Specifically if theta
is a matrix to represent a linear
transformation of the coordinates, then let
u= x1%*% t(solve( theta)) and v= x2%*% t(solve(theta)).
Form the mXn distance matrix with elements:
D[i,j] = sqrt( sum( ( u[i,]  v[j,])**2 ) ).
and the cross covariance matrix is found by exp(D)
.
Note that if theta is a scalar then this defines an isotropic covariance
function and the functional form is essentially exp(D/theta)
.
Implementation:
The function r.dist
is a useful FIELDS function that finds
the cross Euclidean distance matrix (D defined above) for two sets of
locations. Thus in compact R code we have
exp(rdist(u, v)**p)
Note that this function must also support two other kinds of calls:
If marginal is TRUE then just the diagonal elements are returned
(in R code diag( exp(rdist(u,u)**p) )
).
If C is passed then the returned value is
exp(rdist(u, v)**p) %*% C
Radial basis functions: The functional form is
Constant* rdist(u, v)**p for odd dimensions
and Constant* rdist(u,v)**p * log( rdist(u,v)
For an m th order thin plate spline in d dimensions p= 2*md and must
be positive. The constant, depending on m and d, is coded in the fields
function radbas.constant
. This form is only a generalized
covariance function – it is only positive definite when restricted to
linear subspace. See rad.simple.cov
for a coding of the radial
basis functions in R code.
Stationary covariance: Here the computation is apply the function
Covariance to the distances found by the Distance function.
For example exp.cov(x1,x2, theta=MyTheta)
and
stationary.cov( x1,x2, theta=MyTheta, Distance= "rdist",
Covariance="Exponential")
are the same. This also the same as
stationary.cov( x1,x2, theta=MyTheta, Distance= "rdist",

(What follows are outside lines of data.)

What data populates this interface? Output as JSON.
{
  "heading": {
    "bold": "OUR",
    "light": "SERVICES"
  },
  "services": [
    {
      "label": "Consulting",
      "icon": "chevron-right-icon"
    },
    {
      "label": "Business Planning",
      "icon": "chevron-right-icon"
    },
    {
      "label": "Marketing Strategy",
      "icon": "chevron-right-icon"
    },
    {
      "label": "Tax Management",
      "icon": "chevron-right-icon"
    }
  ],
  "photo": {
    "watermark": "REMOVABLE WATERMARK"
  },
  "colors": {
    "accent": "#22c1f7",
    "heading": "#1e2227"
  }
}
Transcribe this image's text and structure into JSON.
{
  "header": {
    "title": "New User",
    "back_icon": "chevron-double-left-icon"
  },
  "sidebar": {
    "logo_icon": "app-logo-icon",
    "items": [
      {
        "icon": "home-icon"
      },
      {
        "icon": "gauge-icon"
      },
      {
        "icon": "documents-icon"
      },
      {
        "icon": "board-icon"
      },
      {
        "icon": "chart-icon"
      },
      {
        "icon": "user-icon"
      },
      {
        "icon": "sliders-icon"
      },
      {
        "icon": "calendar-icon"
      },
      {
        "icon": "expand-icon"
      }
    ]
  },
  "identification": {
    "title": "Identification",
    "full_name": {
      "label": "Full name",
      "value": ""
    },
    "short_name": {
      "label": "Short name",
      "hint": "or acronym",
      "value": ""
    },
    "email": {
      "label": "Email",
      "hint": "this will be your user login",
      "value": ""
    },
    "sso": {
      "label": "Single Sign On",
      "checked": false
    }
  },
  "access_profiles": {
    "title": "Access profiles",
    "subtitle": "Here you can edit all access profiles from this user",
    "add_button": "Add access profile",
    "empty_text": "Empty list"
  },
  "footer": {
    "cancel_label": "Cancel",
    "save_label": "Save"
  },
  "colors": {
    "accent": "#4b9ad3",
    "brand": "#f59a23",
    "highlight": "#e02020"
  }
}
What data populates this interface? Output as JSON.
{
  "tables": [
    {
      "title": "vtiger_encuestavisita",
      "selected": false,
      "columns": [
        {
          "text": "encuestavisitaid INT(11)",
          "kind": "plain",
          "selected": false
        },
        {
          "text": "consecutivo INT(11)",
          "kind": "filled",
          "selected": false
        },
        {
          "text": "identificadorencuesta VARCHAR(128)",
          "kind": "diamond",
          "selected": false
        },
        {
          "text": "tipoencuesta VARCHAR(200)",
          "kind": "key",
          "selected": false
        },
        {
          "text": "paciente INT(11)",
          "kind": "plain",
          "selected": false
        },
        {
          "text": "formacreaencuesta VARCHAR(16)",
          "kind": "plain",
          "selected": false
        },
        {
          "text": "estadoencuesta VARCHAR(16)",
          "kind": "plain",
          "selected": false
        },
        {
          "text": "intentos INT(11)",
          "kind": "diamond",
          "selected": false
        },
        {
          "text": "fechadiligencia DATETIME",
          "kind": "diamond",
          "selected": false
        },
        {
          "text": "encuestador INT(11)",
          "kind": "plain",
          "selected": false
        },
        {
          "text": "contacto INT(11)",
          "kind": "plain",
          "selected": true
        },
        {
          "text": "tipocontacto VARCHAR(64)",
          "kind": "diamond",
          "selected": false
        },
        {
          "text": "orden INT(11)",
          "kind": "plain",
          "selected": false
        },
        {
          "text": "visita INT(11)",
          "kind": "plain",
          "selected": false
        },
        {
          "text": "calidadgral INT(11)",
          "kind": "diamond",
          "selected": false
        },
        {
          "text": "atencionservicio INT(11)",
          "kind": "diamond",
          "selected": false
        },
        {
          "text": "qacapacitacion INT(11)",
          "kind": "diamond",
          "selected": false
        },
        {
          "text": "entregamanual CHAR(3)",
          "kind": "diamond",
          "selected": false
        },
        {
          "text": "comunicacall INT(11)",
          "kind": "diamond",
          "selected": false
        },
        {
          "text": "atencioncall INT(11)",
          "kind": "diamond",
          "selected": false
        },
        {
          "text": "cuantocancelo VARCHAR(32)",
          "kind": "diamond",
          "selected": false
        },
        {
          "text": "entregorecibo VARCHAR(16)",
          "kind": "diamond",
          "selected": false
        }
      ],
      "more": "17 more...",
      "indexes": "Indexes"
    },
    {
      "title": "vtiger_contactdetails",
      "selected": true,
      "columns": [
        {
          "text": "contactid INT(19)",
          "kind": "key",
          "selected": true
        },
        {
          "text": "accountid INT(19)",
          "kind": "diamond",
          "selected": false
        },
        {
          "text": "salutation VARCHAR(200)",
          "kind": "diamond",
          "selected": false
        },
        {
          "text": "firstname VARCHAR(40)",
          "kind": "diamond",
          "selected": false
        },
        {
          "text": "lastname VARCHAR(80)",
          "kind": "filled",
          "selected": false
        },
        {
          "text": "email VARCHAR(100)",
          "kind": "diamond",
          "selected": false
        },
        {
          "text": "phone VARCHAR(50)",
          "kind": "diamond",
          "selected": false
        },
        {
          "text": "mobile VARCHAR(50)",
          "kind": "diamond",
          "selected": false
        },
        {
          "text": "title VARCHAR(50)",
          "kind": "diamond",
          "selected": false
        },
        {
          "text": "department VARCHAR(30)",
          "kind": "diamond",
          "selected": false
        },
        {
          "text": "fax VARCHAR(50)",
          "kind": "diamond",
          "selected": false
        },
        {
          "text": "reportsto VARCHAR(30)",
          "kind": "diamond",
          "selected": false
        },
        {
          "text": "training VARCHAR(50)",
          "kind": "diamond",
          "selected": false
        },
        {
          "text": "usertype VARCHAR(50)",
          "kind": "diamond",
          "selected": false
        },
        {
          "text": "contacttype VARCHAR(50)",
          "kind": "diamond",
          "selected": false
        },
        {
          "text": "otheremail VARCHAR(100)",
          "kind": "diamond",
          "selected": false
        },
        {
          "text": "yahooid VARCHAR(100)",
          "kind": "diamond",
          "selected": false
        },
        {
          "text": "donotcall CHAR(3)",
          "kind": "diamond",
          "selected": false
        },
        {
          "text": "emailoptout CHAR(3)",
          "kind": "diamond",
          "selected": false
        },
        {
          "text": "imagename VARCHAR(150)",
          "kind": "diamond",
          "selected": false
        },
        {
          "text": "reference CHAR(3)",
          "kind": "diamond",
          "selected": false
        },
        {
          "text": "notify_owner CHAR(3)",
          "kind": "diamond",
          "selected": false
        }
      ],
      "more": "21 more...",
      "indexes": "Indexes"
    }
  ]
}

Covariance="Matern",smoothness=.5)
.
About the FORTRAN: The actual function exp.cov
and
rad.cov
calls FORTRAN to
make the evaluation more efficient this is especially important when the
C argument is supplied. So unfortunately the actual production code in
exp.cov is not as crisp as the R code sketched above. See
rad.simple.cov
for a R coding of the radial basis functions.
If the argument C is NULL the cross covariance matrix. Moreover if x1 is
equal to x2 then this is the covariance matrix for this set of locations.
In general if nrow(x1)=m and nrow(
x2)=n then the returned matrix, Sigma will be mXn.
If C is a vector of length n,
then returned value is the multiplication of the cross covariance matrix
with this vector: Sigma%*%C
Krig, rdist, rdist.earth, gauss.cov, exp.image.cov, Exponential, Matern.
# exponential covariance matrix ( marginal variance =1) for the ozone #locations out< exp.cov( ozone$x, theta=100) # out is a 20X20 matrix out2< exp.cov( ozone$x[6:20,],ozone$x[1:2,], theta=100) # out2 is 15X2 matrix # Kriging fit where the nugget variance is found by GCV fit< Krig( ozone$x, ozone$y, cov.function="exp.cov", theta=100)